INPUT section start
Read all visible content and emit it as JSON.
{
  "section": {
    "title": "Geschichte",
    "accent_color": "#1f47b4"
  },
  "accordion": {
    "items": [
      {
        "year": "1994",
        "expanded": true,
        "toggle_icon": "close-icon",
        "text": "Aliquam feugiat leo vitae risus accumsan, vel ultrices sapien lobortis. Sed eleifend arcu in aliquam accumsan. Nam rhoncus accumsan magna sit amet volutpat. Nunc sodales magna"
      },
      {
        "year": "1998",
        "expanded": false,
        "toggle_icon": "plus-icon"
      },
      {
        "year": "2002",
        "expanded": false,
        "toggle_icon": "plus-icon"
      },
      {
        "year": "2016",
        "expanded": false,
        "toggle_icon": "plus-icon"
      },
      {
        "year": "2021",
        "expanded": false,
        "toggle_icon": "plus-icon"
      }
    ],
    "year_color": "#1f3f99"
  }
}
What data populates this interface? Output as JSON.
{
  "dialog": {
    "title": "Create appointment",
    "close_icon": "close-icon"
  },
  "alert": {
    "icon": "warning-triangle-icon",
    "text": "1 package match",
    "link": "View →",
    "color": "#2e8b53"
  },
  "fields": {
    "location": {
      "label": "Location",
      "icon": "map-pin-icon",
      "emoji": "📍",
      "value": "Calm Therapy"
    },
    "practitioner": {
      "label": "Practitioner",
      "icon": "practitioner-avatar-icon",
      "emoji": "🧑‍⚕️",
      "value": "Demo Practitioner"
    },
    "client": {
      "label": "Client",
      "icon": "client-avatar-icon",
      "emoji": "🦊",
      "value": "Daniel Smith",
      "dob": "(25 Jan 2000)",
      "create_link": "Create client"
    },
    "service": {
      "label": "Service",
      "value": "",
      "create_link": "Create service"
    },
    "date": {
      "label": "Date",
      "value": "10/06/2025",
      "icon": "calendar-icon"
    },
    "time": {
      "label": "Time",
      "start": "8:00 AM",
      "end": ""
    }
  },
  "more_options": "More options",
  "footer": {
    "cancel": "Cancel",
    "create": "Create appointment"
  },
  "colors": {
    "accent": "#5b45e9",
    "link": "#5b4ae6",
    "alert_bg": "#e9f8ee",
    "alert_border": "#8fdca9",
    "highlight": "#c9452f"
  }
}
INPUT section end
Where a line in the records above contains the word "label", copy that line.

      "label": "Location",
      "label": "Practitioner",
      "label": "Client",
      "label": "Service",
      "label": "Date",
      "label": "Time",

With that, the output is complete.